No alternatives?  Sell drugs!  If the so-called "Establishment" or "the System" wants to sit on you like a 350-pound, platinum blonde dominatrix named Big Momma, mouths off a lot about "violence in the inner city" and then goes off the rails when anybody at all even dares to think about something as simple as a "weapons registry" (is gun control really about weapons or not?), then as far as I'm concerned the Kings in the Klown Kar can kick it. 

You think good people sitting on car seats on their porches is "stupid"?  Better think again, Dallas puppet-masters.  Pulling the furniture out of the machine is what it's all about. 

Now, DCC, you are free to go buy some more "detailing material" for your vehicles the rest of us usually call "our wives and girlfriends".  Should I suggest Loreal?  We can smell your feet from miles away, even if The Dallas Morning News and the local television and radio stations want to put the clampdown in place so the "groundlings" can continue to live in ignorant bliss. 


Blight, blight, blight, my backside.  Sound like folks who are trying to make some honest money.  And a damn sight less blighty than most the lots along that stretch of MLK.

And, yes, that neighborhood is rough.  Volunteered my meager carpentry skills a few times when House of Hope was up a street on Grand.  A job well done(1) is its own reward, but I also got a 3-hour spirit-filled service and some terrific chow as reward.

So, yeah, there are criminals, addicts, and all that sort down there.  But, there are also decent folks working and working to improve the neighborhood.  It would be a shame if the city stepped in and crushed that.




(1) Or in this case, "well enough," since I am no Norm Abrams.  It is one of those things: no matter how poor or lacking you are, someone else is likely to be poorer and grateful for even inexpert constructive help.

bvckvs topcommenter

It's both - a blight and a family.

The reason the neighborhood is a hell-hole is because that's what the people there want it to be.

They've been very clear on this point and have consistently elected officials who would help them "preserve the culture".


Clearly Dallas City Hall would prefer that these hard workers join the dole and become dependent on government handouts to survive rather than become self-supporting.

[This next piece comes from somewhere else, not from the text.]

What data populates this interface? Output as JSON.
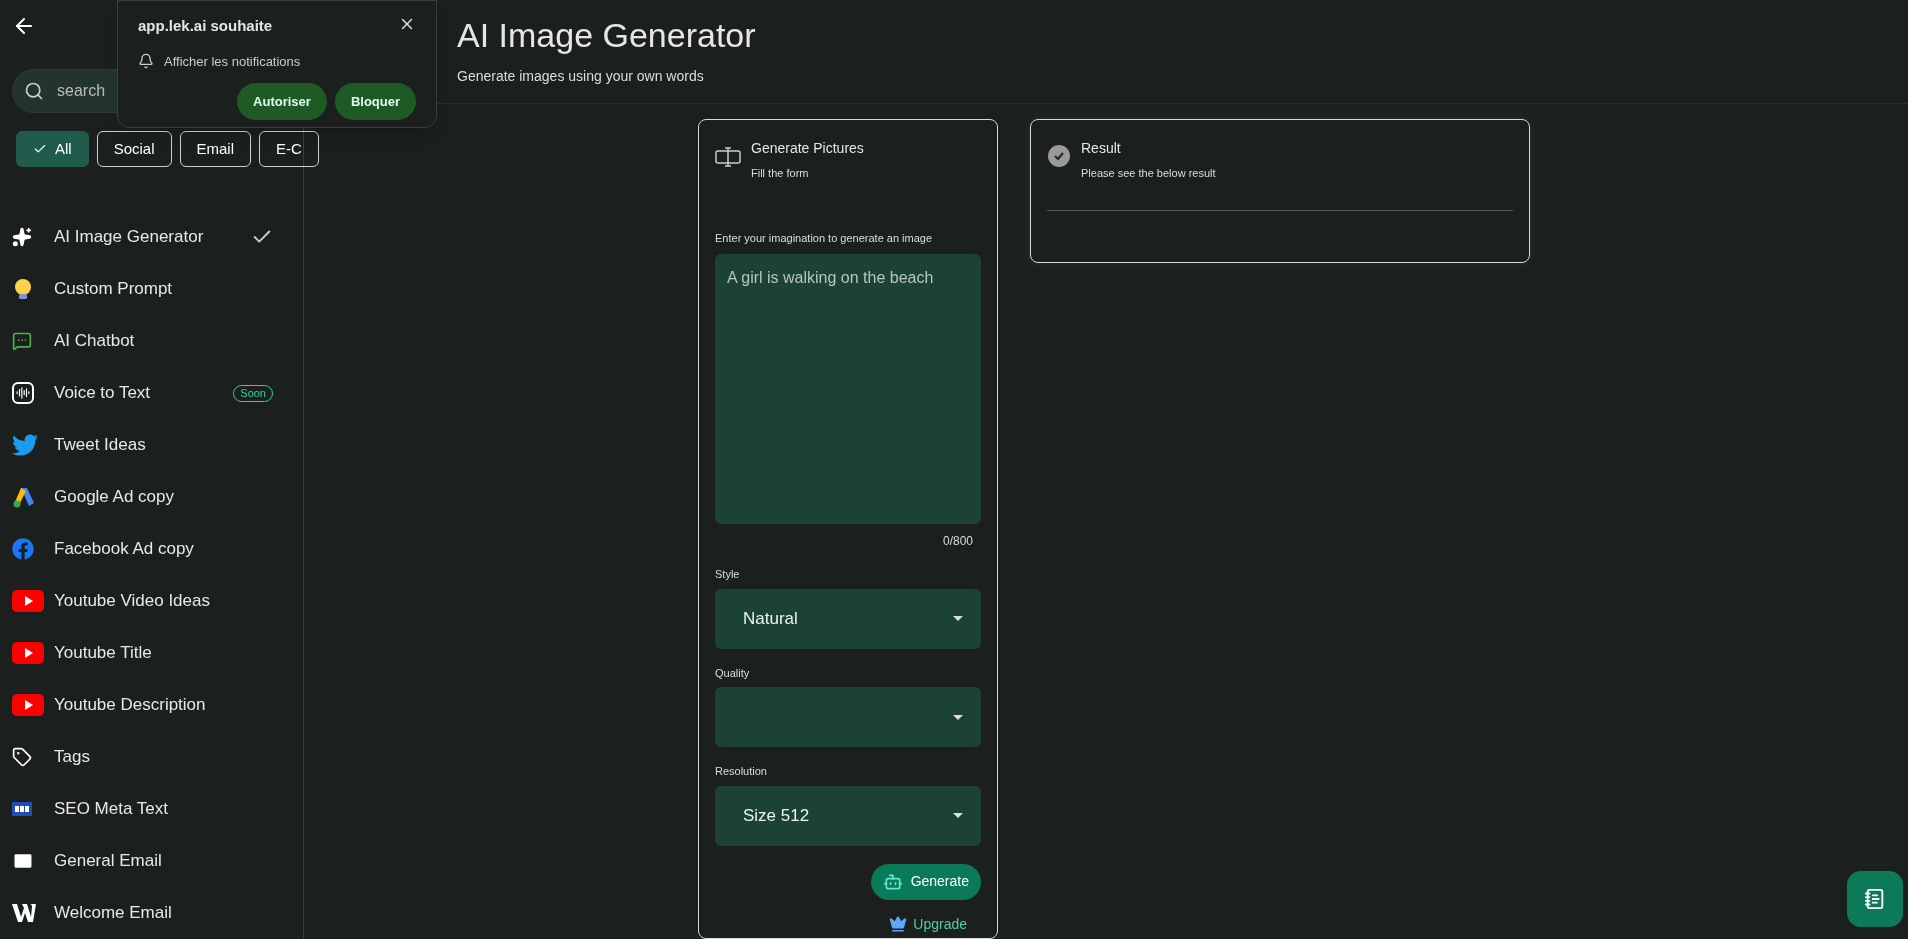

This business probably does more to truly help those who have gone trough hard times than any welfare program the city has come up with.


Sounds like a place for a great car wash service.


does the northpark beat include vickery meadow?  


Oh.  And happy "Thor's Day".  It's also called "Thursday" because people of good sense decided to change the "O" to a "U", and when the little birdie flew out of the egg....

...we shot that little buzzard down easier than shootin' skeet. 


@bvckvs i.e. Carolyn Davis. The true blight of the neighborhood and Dallas City Council.

JimSX topcommenter

@timdickey @gordonhilgers 

This is a standard response Gordon sends to all items in which I use the terms "car wash" and "detail."